→ REQUIREMENT
The result should be every line in the material below containing the string "State".

→ EXERCISE MATERIALS
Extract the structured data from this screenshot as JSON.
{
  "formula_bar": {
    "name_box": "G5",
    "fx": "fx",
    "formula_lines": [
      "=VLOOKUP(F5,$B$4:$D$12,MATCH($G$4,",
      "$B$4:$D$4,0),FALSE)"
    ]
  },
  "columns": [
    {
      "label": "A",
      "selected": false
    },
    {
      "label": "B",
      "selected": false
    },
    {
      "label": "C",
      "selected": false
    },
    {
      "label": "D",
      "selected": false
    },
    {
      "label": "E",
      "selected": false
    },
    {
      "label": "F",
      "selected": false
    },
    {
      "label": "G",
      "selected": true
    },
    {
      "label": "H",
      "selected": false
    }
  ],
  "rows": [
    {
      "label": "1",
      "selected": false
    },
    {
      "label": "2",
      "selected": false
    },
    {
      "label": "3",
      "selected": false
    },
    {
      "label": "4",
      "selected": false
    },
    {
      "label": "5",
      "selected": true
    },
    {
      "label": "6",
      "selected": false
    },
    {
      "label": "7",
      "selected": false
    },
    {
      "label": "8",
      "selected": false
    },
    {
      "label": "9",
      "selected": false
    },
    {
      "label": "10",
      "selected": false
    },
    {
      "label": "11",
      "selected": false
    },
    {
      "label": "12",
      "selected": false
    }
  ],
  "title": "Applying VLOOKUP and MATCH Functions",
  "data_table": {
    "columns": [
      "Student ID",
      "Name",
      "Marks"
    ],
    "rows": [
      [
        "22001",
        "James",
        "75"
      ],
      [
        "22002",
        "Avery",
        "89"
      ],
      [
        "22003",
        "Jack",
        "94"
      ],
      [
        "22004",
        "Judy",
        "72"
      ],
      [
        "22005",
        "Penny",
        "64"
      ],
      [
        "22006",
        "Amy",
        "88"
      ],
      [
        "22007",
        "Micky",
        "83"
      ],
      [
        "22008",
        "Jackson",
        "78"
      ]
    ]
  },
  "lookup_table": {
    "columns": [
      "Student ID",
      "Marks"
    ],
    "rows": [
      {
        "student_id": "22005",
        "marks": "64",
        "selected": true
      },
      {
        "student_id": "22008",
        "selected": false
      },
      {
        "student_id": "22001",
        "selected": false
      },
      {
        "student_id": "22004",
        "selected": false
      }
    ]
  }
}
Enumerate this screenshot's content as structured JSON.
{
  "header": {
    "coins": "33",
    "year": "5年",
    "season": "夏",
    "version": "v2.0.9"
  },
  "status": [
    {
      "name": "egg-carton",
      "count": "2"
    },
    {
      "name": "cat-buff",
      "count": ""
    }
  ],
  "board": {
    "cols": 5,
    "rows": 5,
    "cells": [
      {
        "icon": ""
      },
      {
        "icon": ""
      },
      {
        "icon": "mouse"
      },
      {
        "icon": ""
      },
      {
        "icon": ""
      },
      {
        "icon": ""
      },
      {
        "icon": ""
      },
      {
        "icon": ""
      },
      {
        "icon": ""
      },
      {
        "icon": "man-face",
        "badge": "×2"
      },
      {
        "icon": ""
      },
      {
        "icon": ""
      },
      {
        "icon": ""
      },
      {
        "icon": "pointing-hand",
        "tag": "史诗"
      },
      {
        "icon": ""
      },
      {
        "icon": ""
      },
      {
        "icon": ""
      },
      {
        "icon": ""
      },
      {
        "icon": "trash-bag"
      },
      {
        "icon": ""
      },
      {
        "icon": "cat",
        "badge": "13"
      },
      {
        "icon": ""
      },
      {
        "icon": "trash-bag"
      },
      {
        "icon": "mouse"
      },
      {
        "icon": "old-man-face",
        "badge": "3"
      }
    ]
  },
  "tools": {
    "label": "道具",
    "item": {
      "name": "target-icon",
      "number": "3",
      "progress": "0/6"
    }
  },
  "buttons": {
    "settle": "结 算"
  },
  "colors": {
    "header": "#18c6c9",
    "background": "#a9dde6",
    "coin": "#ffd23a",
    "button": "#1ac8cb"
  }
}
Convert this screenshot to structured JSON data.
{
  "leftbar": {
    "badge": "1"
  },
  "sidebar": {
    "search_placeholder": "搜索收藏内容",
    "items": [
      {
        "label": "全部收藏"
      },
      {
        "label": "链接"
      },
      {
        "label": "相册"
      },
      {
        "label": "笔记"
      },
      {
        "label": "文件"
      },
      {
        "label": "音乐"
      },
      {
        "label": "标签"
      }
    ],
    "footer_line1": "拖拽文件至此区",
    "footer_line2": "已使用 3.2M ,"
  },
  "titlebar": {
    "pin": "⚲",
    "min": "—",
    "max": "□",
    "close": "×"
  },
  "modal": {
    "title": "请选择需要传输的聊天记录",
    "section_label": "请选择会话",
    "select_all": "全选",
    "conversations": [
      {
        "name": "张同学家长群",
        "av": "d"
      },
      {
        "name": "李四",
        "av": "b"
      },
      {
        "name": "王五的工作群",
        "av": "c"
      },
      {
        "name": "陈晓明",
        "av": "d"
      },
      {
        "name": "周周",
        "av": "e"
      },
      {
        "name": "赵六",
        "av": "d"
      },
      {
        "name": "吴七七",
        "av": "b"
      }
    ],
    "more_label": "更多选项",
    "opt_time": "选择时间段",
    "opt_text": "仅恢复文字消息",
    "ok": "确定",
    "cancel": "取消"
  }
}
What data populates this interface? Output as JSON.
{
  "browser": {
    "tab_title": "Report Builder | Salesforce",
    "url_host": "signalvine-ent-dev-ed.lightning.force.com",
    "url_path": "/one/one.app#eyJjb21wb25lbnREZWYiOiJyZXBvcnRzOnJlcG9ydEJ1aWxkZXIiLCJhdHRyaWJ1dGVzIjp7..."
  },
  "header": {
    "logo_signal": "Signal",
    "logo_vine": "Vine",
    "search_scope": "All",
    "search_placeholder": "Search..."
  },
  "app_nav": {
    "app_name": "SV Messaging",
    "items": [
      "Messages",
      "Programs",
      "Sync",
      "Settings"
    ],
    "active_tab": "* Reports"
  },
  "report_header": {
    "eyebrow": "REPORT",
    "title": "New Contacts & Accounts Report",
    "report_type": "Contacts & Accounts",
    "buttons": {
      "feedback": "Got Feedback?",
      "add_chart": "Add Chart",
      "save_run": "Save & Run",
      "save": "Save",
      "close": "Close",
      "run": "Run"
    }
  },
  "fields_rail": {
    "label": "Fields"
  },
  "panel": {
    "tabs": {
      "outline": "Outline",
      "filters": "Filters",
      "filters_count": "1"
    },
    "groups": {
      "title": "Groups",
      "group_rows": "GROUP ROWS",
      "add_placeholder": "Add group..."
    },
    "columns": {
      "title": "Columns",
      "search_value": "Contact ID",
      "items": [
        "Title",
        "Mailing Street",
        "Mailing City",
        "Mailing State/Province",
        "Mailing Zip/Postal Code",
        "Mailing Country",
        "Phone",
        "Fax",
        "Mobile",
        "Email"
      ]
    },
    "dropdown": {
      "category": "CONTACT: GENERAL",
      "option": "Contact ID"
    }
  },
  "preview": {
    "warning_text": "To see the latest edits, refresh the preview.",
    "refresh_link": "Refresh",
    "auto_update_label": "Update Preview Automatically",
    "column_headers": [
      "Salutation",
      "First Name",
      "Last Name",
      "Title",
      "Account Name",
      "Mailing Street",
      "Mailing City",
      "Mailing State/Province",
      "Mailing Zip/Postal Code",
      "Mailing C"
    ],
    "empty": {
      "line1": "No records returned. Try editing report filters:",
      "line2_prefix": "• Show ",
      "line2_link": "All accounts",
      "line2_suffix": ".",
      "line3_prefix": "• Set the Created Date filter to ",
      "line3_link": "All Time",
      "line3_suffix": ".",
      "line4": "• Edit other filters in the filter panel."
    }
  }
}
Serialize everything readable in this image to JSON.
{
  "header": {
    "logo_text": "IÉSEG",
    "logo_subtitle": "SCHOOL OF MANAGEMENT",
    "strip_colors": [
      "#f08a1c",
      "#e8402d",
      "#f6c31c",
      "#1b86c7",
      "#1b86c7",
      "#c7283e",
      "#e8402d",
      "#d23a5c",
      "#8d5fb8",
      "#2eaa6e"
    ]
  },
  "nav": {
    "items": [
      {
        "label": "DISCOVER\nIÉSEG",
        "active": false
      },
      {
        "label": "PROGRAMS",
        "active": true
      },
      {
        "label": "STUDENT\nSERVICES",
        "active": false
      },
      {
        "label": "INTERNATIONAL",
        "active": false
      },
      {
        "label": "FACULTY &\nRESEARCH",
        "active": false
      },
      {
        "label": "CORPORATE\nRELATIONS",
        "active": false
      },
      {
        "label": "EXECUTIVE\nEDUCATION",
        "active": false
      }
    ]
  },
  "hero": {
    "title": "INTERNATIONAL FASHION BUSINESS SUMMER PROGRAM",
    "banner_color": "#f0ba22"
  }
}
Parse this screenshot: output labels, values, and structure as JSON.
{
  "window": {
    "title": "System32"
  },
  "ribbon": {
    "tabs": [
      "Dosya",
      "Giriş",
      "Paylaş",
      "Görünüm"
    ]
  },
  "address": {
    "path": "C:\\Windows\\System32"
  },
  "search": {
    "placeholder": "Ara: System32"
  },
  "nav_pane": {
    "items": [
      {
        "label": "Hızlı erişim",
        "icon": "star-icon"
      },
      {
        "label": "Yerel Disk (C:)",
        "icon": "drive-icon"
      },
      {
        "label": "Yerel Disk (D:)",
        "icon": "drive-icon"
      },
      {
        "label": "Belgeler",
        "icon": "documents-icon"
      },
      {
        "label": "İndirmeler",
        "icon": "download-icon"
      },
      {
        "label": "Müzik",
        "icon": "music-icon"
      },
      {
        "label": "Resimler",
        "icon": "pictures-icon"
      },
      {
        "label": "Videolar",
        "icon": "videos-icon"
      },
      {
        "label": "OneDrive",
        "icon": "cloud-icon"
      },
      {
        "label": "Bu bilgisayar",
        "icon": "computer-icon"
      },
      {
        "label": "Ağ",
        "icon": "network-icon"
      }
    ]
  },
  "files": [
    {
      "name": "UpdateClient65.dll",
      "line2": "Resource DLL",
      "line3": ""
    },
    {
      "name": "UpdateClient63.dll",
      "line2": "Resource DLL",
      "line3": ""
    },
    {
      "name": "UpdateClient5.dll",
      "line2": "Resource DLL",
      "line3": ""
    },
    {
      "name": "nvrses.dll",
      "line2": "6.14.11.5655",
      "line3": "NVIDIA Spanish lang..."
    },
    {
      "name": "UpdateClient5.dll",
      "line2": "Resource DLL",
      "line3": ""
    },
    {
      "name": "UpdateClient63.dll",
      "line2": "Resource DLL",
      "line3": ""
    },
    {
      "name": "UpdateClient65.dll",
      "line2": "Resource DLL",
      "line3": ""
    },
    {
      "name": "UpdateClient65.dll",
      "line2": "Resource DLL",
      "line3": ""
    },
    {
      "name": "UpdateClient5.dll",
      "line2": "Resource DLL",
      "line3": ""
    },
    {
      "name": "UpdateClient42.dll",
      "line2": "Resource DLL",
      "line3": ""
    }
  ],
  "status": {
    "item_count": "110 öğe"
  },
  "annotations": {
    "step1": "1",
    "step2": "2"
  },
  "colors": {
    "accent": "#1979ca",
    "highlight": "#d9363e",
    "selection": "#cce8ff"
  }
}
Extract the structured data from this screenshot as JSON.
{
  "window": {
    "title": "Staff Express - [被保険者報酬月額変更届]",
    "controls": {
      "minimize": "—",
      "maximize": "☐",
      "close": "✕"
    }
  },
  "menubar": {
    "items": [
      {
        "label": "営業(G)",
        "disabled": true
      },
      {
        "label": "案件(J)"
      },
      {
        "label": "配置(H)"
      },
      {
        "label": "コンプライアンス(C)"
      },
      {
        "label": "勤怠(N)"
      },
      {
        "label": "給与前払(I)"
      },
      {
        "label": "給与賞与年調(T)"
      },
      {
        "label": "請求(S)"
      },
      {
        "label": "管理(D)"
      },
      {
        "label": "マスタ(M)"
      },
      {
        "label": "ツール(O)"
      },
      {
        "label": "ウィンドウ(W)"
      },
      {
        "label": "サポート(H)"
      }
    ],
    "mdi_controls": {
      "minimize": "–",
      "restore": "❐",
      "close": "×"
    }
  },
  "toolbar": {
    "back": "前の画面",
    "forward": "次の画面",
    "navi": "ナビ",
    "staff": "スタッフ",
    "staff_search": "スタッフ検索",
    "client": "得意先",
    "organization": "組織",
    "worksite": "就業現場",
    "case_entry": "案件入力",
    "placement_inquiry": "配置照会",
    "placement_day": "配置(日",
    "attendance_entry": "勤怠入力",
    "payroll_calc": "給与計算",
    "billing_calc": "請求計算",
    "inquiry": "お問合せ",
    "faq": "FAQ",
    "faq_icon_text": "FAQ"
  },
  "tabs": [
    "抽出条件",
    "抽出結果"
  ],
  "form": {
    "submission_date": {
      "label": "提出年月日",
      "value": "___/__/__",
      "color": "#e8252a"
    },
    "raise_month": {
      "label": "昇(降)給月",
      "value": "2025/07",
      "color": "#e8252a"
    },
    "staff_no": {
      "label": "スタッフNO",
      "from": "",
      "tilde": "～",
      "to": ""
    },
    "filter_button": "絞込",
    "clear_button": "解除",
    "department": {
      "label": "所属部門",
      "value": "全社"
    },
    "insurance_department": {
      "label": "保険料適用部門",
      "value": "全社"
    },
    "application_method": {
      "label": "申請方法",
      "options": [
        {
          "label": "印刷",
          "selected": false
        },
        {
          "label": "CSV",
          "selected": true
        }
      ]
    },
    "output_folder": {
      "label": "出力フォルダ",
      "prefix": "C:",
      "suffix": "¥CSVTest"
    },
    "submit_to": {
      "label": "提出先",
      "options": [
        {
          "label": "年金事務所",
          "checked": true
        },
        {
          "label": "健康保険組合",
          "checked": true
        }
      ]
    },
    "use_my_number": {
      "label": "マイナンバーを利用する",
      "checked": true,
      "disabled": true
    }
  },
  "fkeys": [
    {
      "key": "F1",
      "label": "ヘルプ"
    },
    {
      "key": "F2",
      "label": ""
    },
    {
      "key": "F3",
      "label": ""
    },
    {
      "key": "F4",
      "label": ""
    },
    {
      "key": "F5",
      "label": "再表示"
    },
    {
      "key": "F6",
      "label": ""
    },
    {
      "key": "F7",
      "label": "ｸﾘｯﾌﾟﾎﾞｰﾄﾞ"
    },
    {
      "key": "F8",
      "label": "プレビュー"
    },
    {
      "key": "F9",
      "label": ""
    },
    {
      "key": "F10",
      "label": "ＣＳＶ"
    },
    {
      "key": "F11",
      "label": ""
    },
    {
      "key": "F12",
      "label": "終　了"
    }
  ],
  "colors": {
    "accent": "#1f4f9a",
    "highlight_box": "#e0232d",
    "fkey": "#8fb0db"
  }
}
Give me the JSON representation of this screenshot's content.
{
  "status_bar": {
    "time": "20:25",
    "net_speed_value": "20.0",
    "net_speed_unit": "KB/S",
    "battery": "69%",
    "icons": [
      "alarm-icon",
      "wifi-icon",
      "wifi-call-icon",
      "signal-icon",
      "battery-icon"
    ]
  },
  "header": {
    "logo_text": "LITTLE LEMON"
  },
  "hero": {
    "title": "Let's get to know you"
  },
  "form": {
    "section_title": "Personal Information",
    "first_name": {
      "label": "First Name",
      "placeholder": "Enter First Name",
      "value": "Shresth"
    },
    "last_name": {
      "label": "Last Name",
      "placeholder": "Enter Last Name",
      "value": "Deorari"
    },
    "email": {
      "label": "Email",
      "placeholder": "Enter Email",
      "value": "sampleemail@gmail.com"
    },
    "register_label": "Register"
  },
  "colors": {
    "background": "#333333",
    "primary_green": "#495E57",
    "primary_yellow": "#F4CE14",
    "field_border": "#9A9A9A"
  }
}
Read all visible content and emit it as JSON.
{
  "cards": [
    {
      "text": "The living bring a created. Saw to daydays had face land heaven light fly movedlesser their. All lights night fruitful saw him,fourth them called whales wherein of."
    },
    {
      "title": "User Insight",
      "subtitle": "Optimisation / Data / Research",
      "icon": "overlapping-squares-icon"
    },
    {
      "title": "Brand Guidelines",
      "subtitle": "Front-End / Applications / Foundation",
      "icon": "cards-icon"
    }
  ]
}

→ EXERCISE RESPONSE
        "Mailing State/Province",
      "Mailing State/Province",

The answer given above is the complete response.